Last year, my students were making toys to donate to the toy closet at National Children's Hospital. One student did not want to donate the toy that he made. I reminded him that we were making these toys to donate to sick children who needed our help. His response was, "I'm sorry that they're sick, but I made this toy, I worked hard on it, and I want to keep it." I was able to convince him to donate the toy, but he was not happy about it. Then, a month later we received a donation of a Tablet from DonorsChoose.org. As I was explaining to the students where the donation had come from the same student said, "So someone gave us something that we needed just like we gave those dolls we made to the sick kids." I was so excited! He had seen and understood the reciprocal nature of a responsible community. This valuable social skill will help him throughout his life.

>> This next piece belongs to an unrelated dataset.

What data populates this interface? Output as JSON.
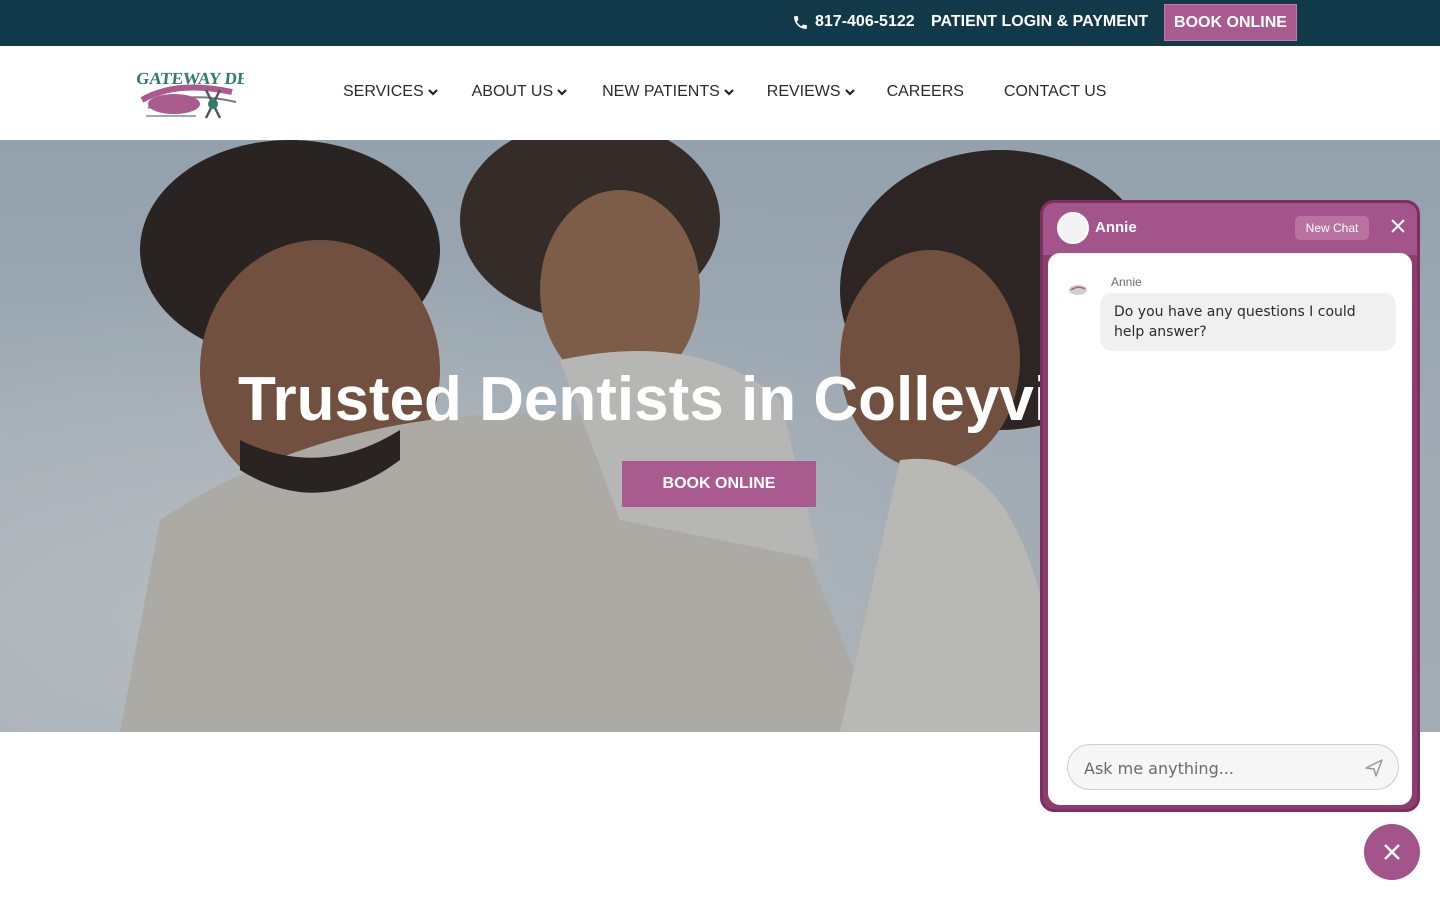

It is often hard for many students that come from backgrounds where they are often on the receiving end of philanthropy to understand that they have both the ability and the responsibility to give back to their community. But, when we can develop this understanding in students we can change the narrative of helplessness that is found in institutional poverty, showing students that their charitable giving has the power to affect change and positively impact their lives and the lives of those around them.
It can be tricky to find philanthropic projects that are both meaningful and accessible to low-income students. You cannot ask students who are receiving food and clothing from local charities to turn around and donate what they receive.
Here are a few things that I have done with low-income students that I work with:
· Grow Sweet Potatoes to donate to a Local Food Bank - Sweet potatoes are inexpensive and virtually maintenance free. I have one group of students plant them in the spring and different students harvest in the fall. We taste test them before we donating. The food bank appreciates having something fresh to offer their clients. Students that frequent the food bank have something to look forward to sharing with their families.
· Make Stuffed Toys for a Children's Hospital - This one is a little more difficult because you need to solicit donations of fabric, stuffing, needles and thread, but if you can do it there is a powerful sense of significance that the students feel when they can help a sick child. It also allows students at multiple grade levels to work together. Older students do the sewing and younger students do the stuffing.
· Make Dog Toys for a Local Animal Shelter - Students find an old t-shirt or old sock that can be made into a dog toy. Students enjoy searching for old, unwashed, stinky ones, which are the best ones for dogs! Homeless students feel a particularly strong connection with this philanthropic activity.
These are just a few activities that have worked for me. I'm sure you can come up with many more ways to help your students understand that they have both the ability and the responsibility to give back to their community.
Image by Jonathan McIntosh via Creative Commons.